Systemic Racism in the Medical Field Must End

Systemic racism pervades the medical field and there is only one way to stop it.

Systemic+Racism+in+the+Medical+Field+Must+End

John Cameron

Sienna Love

The medical field has been greatly affected by systemic racism. However, it is not an issue that should be defunded or deconstructed like other systems (i.e. police departments, voting system, etc.). Rather, it needs to be amended and improved to cater to all human beings equally. For that to happen, everyone must unlearn behaviors that preserve these broken systems and uplift the voices of those it oppresses.

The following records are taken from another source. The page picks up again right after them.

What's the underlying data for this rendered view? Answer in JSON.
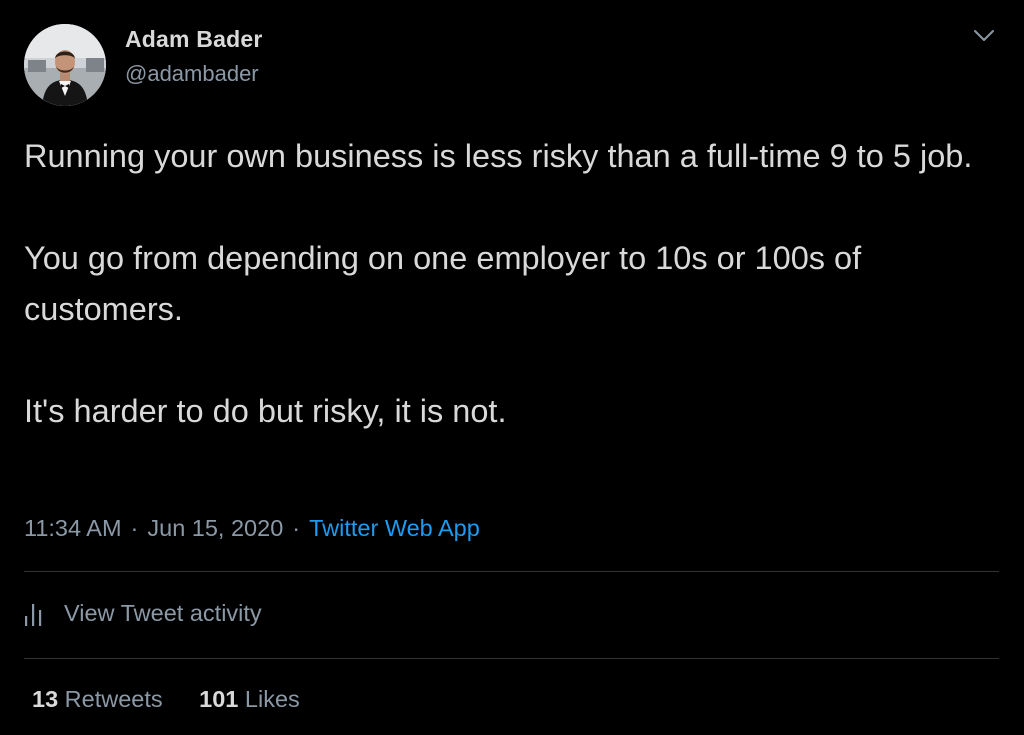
{
  "author": {
    "display_name": "Adam Bader",
    "handle": "@adambader",
    "avatar_icon": "profile-photo-icon"
  },
  "menu": {
    "icon": "chevron-down-icon"
  },
  "tweet": {
    "paragraphs": [
      "Running your own business is less risky than a full-time 9 to 5 job.",
      "You go from depending on one employer to 10s or 100s of customers.",
      "It's harder to do but risky, it is not."
    ]
  },
  "meta": {
    "time": "11:34 AM",
    "separator": "·",
    "date": "Jun 15, 2020",
    "source": "Twitter Web App"
  },
  "activity": {
    "label": "View Tweet activity",
    "icon": "bar-chart-icon"
  },
  "stats": {
    "retweets_count": "13",
    "retweets_label": "Retweets",
    "likes_count": "101",
    "likes_label": "Likes"
  },
  "colors": {
    "background": "#000000",
    "text_primary": "#d9d9d9",
    "text_secondary": "#8b98a5",
    "link": "#1d9bf0",
    "divider": "#2f3336"
  }
}
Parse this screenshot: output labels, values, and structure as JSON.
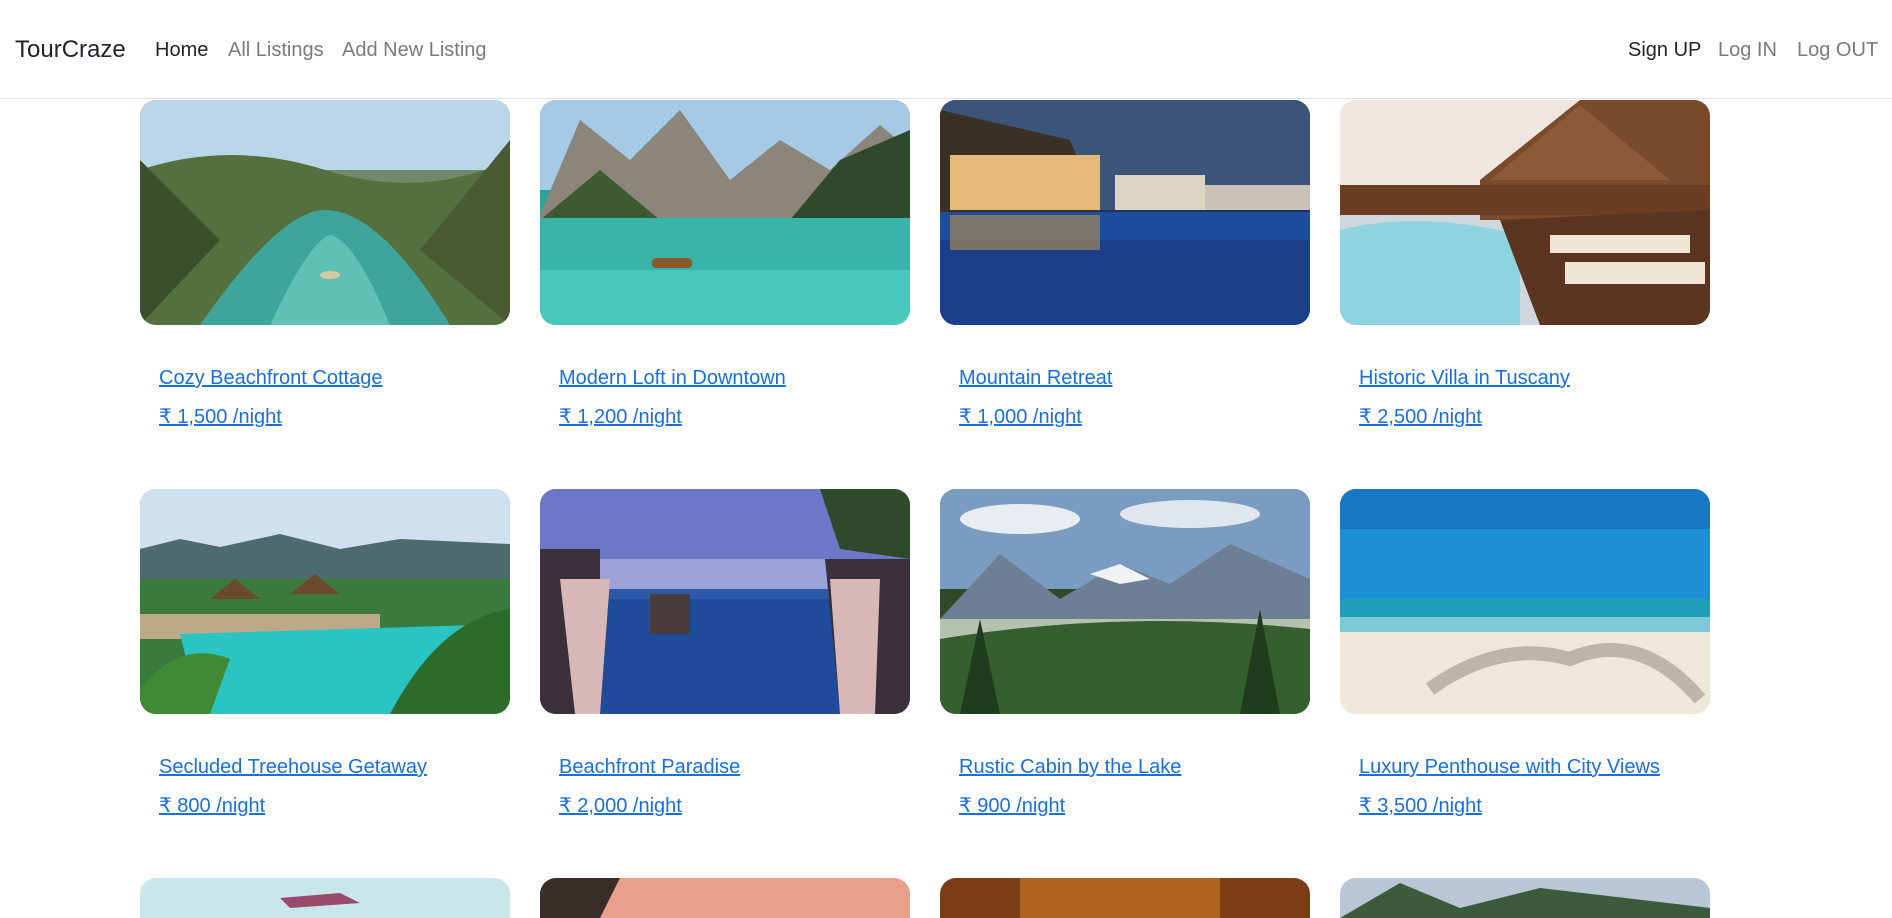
{
  "navbar": {
    "brand": "TourCraze",
    "links": [
      {
        "label": "Home",
        "active": true
      },
      {
        "label": "All Listings",
        "active": false
      },
      {
        "label": "Add New Listing",
        "active": false
      }
    ],
    "auth": [
      {
        "label": "Sign UP"
      },
      {
        "label": "Log IN"
      },
      {
        "label": "Log OUT"
      }
    ]
  },
  "listings": [
    {
      "title": "Cozy Beachfront Cottage",
      "price": "₹ 1,500 /night",
      "scene": "tropical-lagoon"
    },
    {
      "title": "Modern Loft in Downtown",
      "price": "₹ 1,200 /night",
      "scene": "mountain-lake"
    },
    {
      "title": "Mountain Retreat",
      "price": "₹ 1,000 /night",
      "scene": "resort-pool-night"
    },
    {
      "title": "Historic Villa in Tuscany",
      "price": "₹ 2,500 /night",
      "scene": "villa-pool-deck"
    },
    {
      "title": "Secluded Treehouse Getaway",
      "price": "₹ 800 /night",
      "scene": "tropical-resort-pool"
    },
    {
      "title": "Beachfront Paradise",
      "price": "₹ 2,000 /night",
      "scene": "infinity-pool-cabanas"
    },
    {
      "title": "Rustic Cabin by the Lake",
      "price": "₹ 900 /night",
      "scene": "alpine-valley"
    },
    {
      "title": "Luxury Penthouse with City Views",
      "price": "₹ 3,500 /night",
      "scene": "sandy-beach"
    }
  ],
  "colors": {
    "link": "#1a6fe0",
    "text": "#212529",
    "muted": "#7b7b7b"
  }
}
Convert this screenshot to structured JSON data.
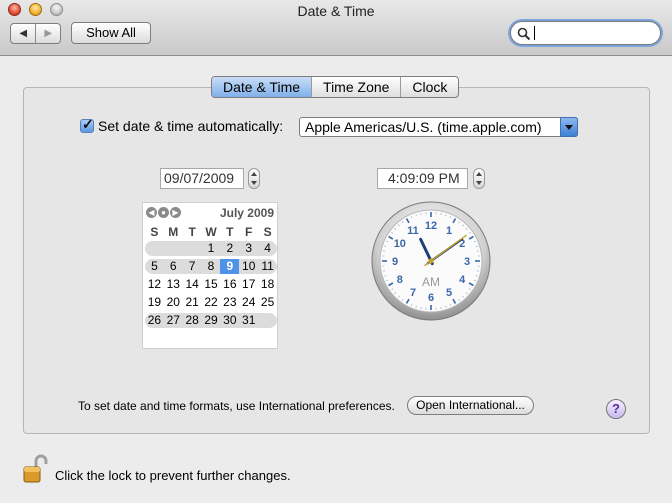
{
  "window": {
    "title": "Date & Time"
  },
  "toolbar": {
    "back_glyph": "◀",
    "forward_glyph": "▶",
    "show_all": "Show All",
    "search_value": ""
  },
  "tabs": [
    {
      "label": "Date & Time",
      "active": true
    },
    {
      "label": "Time Zone",
      "active": false
    },
    {
      "label": "Clock",
      "active": false
    }
  ],
  "auto": {
    "checked": true,
    "label": "Set date & time automatically:",
    "server": "Apple Americas/U.S. (time.apple.com)"
  },
  "date_value": "09/07/2009",
  "time_value": "4:09:09  PM",
  "calendar": {
    "month": "July 2009",
    "weekdays": [
      "S",
      "M",
      "T",
      "W",
      "T",
      "F",
      "S"
    ],
    "weeks": [
      [
        "",
        "",
        "",
        "1",
        "2",
        "3",
        "4"
      ],
      [
        "5",
        "6",
        "7",
        "8",
        "9",
        "10",
        "11"
      ],
      [
        "12",
        "13",
        "14",
        "15",
        "16",
        "17",
        "18"
      ],
      [
        "19",
        "20",
        "21",
        "22",
        "23",
        "24",
        "25"
      ],
      [
        "26",
        "27",
        "28",
        "29",
        "30",
        "31",
        ""
      ]
    ],
    "selected_day": "9"
  },
  "clock": {
    "numbers": [
      "12",
      "1",
      "2",
      "3",
      "4",
      "5",
      "6",
      "7",
      "8",
      "9",
      "10",
      "11"
    ],
    "period": "AM",
    "hour": 11,
    "minute": 9,
    "second": 9
  },
  "footer": {
    "info": "To set date and time formats, use International preferences.",
    "open_button": "Open International...",
    "help": "?",
    "lock_text": "Click the lock to prevent further changes."
  },
  "colors": {
    "accent": "#4f93e8",
    "clock_numbers": "#3b68a8",
    "second_hand": "#c8a020"
  }
}
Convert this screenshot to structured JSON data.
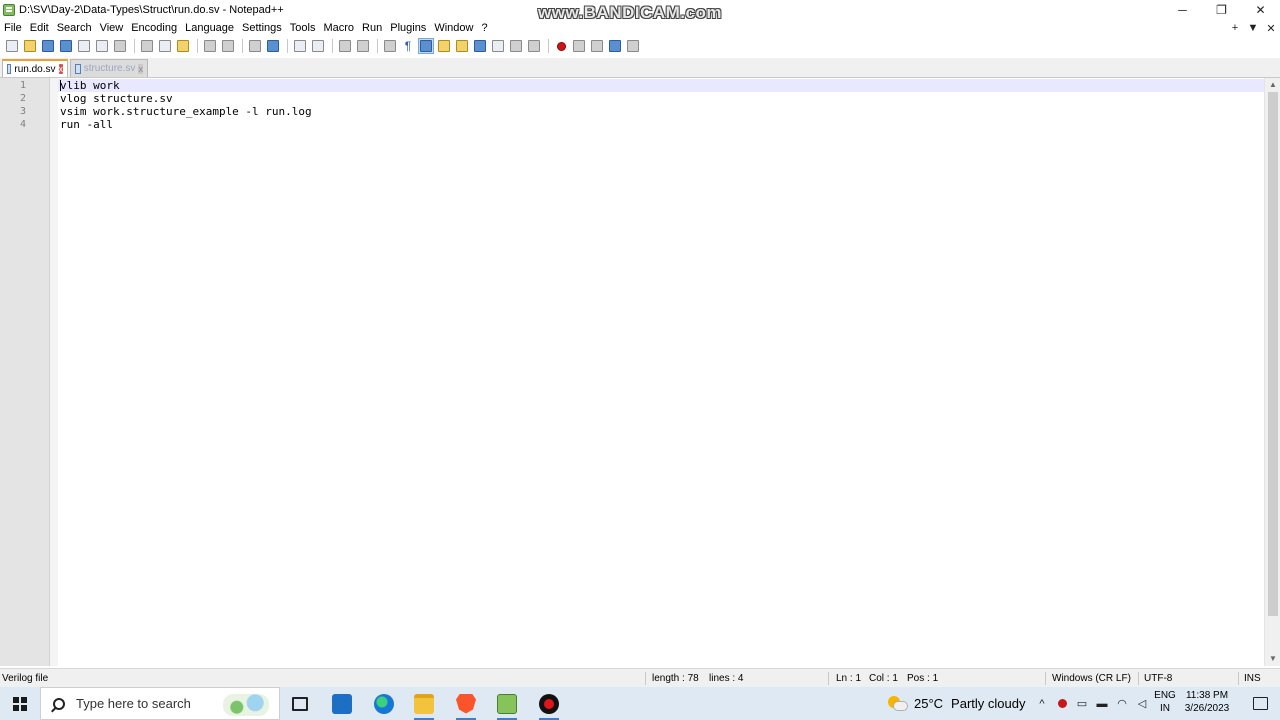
{
  "window": {
    "title": "D:\\SV\\Day-2\\Data-Types\\Struct\\run.do.sv - Notepad++",
    "watermark": "www.BANDICAM.com",
    "controls": {
      "minimize": "─",
      "restore": "❐",
      "close": "✕"
    }
  },
  "menu": {
    "items": [
      "File",
      "Edit",
      "Search",
      "View",
      "Encoding",
      "Language",
      "Settings",
      "Tools",
      "Macro",
      "Run",
      "Plugins",
      "Window",
      "?"
    ],
    "right": {
      "add": "+",
      "dropdown": "▼",
      "close": "✕"
    }
  },
  "tabs": [
    {
      "label": "run.do.sv",
      "active": true,
      "close": "x"
    },
    {
      "label": "structure.sv",
      "active": false,
      "close": "x"
    }
  ],
  "editor": {
    "lines": [
      {
        "number": "1",
        "text": "vlib work"
      },
      {
        "number": "2",
        "text": "vlog structure.sv"
      },
      {
        "number": "3",
        "text": "vsim work.structure_example -l run.log"
      },
      {
        "number": "4",
        "text": "run -all"
      }
    ]
  },
  "status": {
    "file_type": "Verilog file",
    "length": "length : 78",
    "lines": "lines : 4",
    "ln": "Ln : 1",
    "col": "Col : 1",
    "pos": "Pos : 1",
    "eol": "Windows (CR LF)",
    "encoding": "UTF-8",
    "mode": "INS"
  },
  "taskbar": {
    "search_placeholder": "Type here to search",
    "weather_temp": "25°C",
    "weather_desc": "Partly cloudy",
    "lang_line1": "ENG",
    "lang_line2": "IN",
    "time": "11:38 PM",
    "date": "3/26/2023",
    "tray_chevron": "^"
  },
  "colors": {
    "current_line": "#e8e8ff",
    "active_tab_accent": "#f0a030",
    "gutter": "#e4e4e4",
    "taskbar": "#dfe9f3"
  }
}
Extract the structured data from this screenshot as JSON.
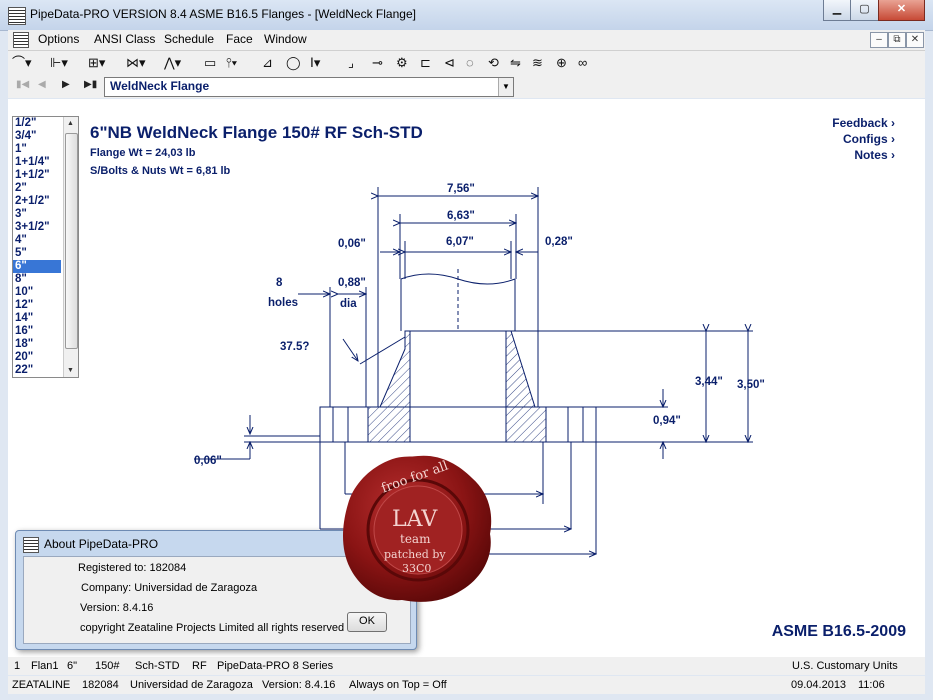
{
  "window": {
    "title": "PipeData-PRO VERSION 8.4 ASME B16.5 Flanges - [WeldNeck Flange]"
  },
  "menu": [
    "Options",
    "ANSI Class",
    "Schedule",
    "Face",
    "Window"
  ],
  "nav": {
    "selected": "WeldNeck Flange"
  },
  "sizes": [
    "1/2\"",
    "3/4\"",
    "1\"",
    "1+1/4\"",
    "1+1/2\"",
    "2\"",
    "2+1/2\"",
    "3\"",
    "3+1/2\"",
    "4\"",
    "5\"",
    "6\"",
    "8\"",
    "10\"",
    "12\"",
    "14\"",
    "16\"",
    "18\"",
    "20\"",
    "22\""
  ],
  "selected_size": "6\"",
  "drawing": {
    "title": "6\"NB WeldNeck Flange 150# RF Sch-STD",
    "flange_wt": "Flange Wt = 24,03 lb",
    "bolts_wt": "S/Bolts & Nuts Wt = 6,81 lb",
    "links": [
      "Feedback",
      "Configs",
      "Notes"
    ],
    "standard": "ASME B16.5-2009",
    "dims": {
      "d756": "7,56\"",
      "d663": "6,63\"",
      "d607": "6,07\"",
      "d006a": "0,06\"",
      "d028": "0,28\"",
      "holes_n": "8",
      "holes": "holes",
      "d088": "0,88\"",
      "dia": "dia",
      "angle": "37.5?",
      "d344": "3,44\"",
      "d350": "3,50\"",
      "d094": "0,94\"",
      "d006b": "0,06\""
    }
  },
  "status1": {
    "num": "1",
    "id": "Flan1",
    "size": "6\"",
    "cls": "150#",
    "sch": "Sch-STD",
    "face": "RF",
    "series": "PipeData-PRO 8 Series",
    "units": "U.S. Customary Units"
  },
  "status2": {
    "company": "ZEATALINE",
    "reg": "182084",
    "univ": "Universidad de Zaragoza",
    "version": "Version: 8.4.16",
    "ontop": "Always on Top = Off",
    "date": "09.04.2013",
    "time": "11:06"
  },
  "about": {
    "title": "About PipeData-PRO",
    "registered": "Registered to: 182084",
    "company": "Company: Universidad de Zaragoza",
    "version": "Version: 8.4.16",
    "copyright": "copyright Zeataline Projects Limited all rights reserved",
    "ok": "OK"
  },
  "seal": {
    "top": "froo for all",
    "lav": "LAV",
    "team": "team",
    "patched": "patched by",
    "code": "33C0"
  }
}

We need more black women in the medical field, including health management, policy, administrative and executive positions, and medical practitioner positions. There are staggering statistics of black women dying in labor, black babies having a higher chance of dying in the hands of white doctors, a myth saying black women have higher pain tolerance, and miscommunication. Black women are 2-6 times more likely to die during labor depending on where they live and often have to self advocate for the treatment they desperately need. According to the CDC, Non-Hispanic black women have a 40.8% higher chance of dying from pregnancy-related complications than all other racial and ethnic populations. In addition, a black woman with a college education is more likely to die than a white woman with just a high school education. 

My mother’s experience reflects on this skewed system. My mom had very hard pregnancies both in my and my sister’s births. She had to get an emergency C section because I was in distress and afterward she got so sick she felt as if she were dying. My grandmother had to scream at doctors to treat her. This happened again when my sister was born. My mother got an infection after her C section and had to stay in the hospital for what felt like forever to her 5-year-old.

My mom to this day wishes she sued the hospital for that near-death experience. It would have been avoided, had they listened to her when she said she was in pain. 

One might argue that there are no skewed statistics or racism in this field or even claim that doctors “don’t see color.” If you believe that, you have had a lot of privilege throughout your life. One might also believe that all doctors can help everyone equally no matter what race. However, people are unfairly treated because of ignorant and racist beliefs. The ideology of “not seeing color” is also just as damaging as flat out racism. If you choose to ignore someone’s race, you are ignoring part of their identity and their struggle as a person. This is an ignorant and dangerous mentality that must be left in the past in order for us to move forward. 

No one should feel like their pain is invalid or unworthy of treatment. The only way to effectively end this cyclical oppression is to encourage more black women to join the medical field to help educate and spread awareness.